Grow, but at what cost?
An important growth phase will require more daily attention and accurate monitoring. Do you know your break-even point or your dead point? In a phase of significant growth, these thresholds will change… continuously! It will be difficult to keep up. Be aware of it. You will also need to keep an eye on your staff and other resources that are quickly running out: erosion of financial resources (do you have a war chest?), rising wages, equipment breakdowns, injuries, burnouts, lack of motivation, fatigue and a higher risk of errors…
It will also be difficult to put out all fires, so you have to choose your battles and stay focused on the most promising opportunities in your development process. Choosing an axis of development is therefore essential. But each choice has its own difficulties and costs. Should we develop the offer or opt for more aggressive commercial development?
On the one hand, to enlarge the range is to support a larger inventory, to dilute its manufacturing and sales efforts on several products, and run the risk that the new products will not be that successful.
On the other side, commercial development is investing in sales and promotion costs.
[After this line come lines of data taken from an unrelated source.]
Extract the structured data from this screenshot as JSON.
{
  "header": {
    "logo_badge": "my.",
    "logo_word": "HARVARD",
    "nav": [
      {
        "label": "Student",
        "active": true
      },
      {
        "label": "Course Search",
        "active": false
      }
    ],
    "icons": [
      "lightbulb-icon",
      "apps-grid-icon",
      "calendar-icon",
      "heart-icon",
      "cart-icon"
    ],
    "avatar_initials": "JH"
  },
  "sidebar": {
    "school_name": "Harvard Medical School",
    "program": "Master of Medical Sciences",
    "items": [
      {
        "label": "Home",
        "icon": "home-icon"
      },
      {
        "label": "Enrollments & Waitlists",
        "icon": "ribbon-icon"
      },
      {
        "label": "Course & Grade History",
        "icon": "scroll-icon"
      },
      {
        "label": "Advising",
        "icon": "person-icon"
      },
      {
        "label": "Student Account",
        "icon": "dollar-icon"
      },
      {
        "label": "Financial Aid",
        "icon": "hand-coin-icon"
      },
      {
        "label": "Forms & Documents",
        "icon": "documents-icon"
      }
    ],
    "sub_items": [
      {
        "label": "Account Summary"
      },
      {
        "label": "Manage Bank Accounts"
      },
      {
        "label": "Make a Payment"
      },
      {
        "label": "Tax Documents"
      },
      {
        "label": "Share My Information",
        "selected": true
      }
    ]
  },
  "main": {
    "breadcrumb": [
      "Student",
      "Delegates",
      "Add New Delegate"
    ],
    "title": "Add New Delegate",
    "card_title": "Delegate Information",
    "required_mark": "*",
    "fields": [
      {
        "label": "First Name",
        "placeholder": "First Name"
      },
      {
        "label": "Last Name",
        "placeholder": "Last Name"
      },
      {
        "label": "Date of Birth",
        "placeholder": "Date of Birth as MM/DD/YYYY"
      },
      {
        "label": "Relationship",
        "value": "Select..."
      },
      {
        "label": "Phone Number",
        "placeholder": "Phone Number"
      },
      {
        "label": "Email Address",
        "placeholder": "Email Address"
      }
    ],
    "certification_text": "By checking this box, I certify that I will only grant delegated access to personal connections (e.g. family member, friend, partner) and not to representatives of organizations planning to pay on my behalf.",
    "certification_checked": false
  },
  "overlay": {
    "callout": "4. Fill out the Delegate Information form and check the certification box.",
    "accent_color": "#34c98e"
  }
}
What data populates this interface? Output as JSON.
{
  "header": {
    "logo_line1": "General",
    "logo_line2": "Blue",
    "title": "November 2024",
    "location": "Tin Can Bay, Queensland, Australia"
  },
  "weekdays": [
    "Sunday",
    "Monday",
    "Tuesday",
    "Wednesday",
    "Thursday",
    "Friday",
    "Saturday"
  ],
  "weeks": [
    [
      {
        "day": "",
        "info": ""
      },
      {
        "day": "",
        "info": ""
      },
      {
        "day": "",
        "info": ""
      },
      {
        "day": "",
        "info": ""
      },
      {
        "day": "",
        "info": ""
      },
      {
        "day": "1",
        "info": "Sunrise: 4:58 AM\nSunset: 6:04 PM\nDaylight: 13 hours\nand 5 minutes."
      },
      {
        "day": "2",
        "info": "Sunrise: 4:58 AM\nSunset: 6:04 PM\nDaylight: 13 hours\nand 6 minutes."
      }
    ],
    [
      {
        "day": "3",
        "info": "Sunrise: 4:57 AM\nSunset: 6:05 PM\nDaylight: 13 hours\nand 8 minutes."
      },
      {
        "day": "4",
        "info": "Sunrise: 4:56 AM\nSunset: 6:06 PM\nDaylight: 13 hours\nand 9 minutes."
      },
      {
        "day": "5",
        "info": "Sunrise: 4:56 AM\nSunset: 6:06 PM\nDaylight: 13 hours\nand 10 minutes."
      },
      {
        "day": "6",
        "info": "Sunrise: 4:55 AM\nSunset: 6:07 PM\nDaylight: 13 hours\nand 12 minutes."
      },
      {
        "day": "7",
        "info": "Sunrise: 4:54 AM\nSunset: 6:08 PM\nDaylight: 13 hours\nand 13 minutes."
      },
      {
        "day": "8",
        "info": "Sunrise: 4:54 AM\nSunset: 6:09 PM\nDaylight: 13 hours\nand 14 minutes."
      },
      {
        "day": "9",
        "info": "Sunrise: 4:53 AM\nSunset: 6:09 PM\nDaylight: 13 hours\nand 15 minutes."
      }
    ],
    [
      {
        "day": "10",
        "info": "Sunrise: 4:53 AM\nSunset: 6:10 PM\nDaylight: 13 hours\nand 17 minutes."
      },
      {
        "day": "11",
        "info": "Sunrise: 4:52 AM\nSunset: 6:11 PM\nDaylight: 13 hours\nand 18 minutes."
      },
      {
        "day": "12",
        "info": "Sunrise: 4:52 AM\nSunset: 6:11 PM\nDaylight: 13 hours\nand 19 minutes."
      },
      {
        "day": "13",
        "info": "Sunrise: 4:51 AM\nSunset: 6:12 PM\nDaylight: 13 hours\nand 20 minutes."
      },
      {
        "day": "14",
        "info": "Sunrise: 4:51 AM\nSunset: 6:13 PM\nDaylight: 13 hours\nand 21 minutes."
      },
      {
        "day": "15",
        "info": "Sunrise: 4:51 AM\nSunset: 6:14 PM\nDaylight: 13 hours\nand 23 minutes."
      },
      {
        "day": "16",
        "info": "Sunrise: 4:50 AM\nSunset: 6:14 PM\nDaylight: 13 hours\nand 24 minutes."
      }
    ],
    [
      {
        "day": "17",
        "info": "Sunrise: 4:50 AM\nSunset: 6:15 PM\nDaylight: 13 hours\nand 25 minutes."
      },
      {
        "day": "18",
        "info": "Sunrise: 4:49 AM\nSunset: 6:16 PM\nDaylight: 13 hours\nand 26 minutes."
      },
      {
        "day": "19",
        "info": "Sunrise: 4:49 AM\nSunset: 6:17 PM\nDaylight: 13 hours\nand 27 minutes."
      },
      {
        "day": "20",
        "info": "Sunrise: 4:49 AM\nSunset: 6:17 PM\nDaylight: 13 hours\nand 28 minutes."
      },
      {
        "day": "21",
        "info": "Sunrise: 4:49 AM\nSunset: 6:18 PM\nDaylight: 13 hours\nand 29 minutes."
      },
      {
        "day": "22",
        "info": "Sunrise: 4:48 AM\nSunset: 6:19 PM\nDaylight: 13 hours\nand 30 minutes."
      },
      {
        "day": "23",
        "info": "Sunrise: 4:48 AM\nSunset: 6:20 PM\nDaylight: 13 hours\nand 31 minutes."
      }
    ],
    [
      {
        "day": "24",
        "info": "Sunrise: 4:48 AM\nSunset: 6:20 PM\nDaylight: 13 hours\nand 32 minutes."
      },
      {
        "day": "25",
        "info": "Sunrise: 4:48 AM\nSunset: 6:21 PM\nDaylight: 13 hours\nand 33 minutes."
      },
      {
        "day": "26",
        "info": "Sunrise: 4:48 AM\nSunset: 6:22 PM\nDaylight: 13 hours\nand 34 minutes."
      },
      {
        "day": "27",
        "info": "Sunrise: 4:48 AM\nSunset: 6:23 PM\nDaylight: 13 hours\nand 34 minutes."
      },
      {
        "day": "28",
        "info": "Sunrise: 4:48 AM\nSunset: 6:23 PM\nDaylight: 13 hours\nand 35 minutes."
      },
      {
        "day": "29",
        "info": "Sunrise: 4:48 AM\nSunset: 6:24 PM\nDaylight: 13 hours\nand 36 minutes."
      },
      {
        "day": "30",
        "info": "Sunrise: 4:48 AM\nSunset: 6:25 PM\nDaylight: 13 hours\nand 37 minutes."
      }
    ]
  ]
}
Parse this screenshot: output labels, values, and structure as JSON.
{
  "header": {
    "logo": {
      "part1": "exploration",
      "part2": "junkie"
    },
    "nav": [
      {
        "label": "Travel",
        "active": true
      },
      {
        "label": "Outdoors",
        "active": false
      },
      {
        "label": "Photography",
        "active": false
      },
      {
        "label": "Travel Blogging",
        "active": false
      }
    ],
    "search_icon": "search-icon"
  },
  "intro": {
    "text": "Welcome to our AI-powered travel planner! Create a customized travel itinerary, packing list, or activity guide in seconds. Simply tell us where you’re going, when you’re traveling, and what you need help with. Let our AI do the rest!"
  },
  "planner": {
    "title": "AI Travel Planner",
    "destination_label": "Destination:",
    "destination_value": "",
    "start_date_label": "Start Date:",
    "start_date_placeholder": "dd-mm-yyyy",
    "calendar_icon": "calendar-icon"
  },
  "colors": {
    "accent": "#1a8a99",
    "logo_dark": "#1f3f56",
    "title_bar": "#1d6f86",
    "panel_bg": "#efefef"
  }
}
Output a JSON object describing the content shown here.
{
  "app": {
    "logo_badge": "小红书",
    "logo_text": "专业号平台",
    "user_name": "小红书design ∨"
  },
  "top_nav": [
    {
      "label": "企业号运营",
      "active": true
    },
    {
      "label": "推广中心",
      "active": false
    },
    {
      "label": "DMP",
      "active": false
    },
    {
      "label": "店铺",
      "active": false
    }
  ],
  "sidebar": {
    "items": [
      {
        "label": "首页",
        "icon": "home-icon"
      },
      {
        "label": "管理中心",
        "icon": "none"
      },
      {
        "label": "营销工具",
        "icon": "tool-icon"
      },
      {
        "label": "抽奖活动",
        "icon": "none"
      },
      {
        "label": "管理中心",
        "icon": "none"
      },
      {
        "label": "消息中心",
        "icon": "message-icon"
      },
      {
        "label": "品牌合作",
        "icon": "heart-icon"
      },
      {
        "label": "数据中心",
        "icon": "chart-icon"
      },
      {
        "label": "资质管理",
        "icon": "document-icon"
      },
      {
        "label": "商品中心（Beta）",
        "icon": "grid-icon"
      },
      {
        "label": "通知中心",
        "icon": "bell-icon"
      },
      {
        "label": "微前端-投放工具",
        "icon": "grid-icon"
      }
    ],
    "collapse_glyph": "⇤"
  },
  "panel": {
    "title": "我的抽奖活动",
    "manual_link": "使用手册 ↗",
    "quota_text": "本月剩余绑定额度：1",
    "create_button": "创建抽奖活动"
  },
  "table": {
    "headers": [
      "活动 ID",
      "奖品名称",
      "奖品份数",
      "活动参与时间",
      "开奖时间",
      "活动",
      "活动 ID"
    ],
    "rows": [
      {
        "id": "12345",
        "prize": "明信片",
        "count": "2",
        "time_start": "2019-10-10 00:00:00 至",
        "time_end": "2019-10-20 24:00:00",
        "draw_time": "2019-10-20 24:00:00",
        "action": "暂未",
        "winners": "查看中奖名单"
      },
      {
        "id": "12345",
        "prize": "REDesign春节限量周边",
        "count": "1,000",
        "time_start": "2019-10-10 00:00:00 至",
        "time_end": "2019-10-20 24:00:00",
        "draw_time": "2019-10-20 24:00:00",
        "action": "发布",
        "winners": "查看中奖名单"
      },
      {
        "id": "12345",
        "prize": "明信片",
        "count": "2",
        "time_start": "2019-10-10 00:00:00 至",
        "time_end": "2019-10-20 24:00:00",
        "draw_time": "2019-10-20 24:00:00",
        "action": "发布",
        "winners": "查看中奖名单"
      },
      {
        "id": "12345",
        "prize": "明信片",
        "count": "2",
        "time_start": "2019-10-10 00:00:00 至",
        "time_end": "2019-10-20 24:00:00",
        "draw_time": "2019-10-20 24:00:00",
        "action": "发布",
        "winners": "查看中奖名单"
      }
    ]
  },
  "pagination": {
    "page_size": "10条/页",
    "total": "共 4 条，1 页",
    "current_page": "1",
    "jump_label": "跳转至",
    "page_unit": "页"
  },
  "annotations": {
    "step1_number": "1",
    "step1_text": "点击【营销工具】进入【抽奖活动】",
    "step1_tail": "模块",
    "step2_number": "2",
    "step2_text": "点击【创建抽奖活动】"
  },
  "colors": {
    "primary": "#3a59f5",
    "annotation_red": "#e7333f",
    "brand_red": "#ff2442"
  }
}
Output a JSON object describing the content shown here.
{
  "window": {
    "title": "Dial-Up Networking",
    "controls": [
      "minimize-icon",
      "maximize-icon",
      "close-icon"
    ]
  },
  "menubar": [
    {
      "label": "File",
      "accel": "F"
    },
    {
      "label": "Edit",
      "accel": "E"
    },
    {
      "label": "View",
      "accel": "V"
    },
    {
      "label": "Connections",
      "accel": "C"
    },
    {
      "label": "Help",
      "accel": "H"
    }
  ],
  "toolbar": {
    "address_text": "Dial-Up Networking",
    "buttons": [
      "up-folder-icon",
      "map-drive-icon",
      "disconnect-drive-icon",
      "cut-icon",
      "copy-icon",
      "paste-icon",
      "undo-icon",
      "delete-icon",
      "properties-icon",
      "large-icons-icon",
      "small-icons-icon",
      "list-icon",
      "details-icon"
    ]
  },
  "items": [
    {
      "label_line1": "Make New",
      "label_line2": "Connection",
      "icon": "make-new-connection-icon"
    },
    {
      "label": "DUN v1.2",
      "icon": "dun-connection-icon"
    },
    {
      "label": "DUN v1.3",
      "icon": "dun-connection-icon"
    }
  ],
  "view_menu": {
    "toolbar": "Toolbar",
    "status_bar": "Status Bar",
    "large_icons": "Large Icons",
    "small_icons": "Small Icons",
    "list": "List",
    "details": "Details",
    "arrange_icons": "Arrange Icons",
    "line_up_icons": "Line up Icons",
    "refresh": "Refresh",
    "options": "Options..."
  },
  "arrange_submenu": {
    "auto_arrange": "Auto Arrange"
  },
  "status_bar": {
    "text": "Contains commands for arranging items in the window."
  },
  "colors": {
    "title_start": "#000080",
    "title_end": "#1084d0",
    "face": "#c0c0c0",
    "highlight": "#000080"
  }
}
Geographic expansion often has a negative impact on profits. Can you afford it? You frequently have to invest a lot to start selling in a new market – are you strong enough to support unprofitable sales? If so, for how long? This kind of risk is measured and evaluated, so you need to be able to make the right decisions when the results do not match the effort.
You will need to plan for growth issues, associated costs, market development costs, selling costs, promotion levers, and contingency plans.
Opportunity or risk?
Unlike what is often said, seizing every opportunity is far from being a good idea. They are not all profitable and splitting them up does not allow you to seize them all effectively. So how should you qualify opportunities and keep the most promising opportunities (and give up or postpone others) while remaining in control of your risk-taking?
In my early days, I made the mistake many times of trying to wear all the hats in order to make my operations profitable. That made me lose a lot of money.
First of all, make sure the opportunity is sustainable. Is it significant enough to make you change your entire production line, just for this one shot? In many cases, a second order is not guaranteed. What repeat business, what success do you expect from a given client? What is your plan in case of failure, how many resources do you need to invest, and can you afford this financial loss (did you invest in fixed or variable fees)?
If the answer to any of these questions is “no”, learn to refuse an opportunity and not give in to the pressure or enthusiasm of your stakeholders: employees, shareholders, family… If you are not able to say no, read my article on the topic!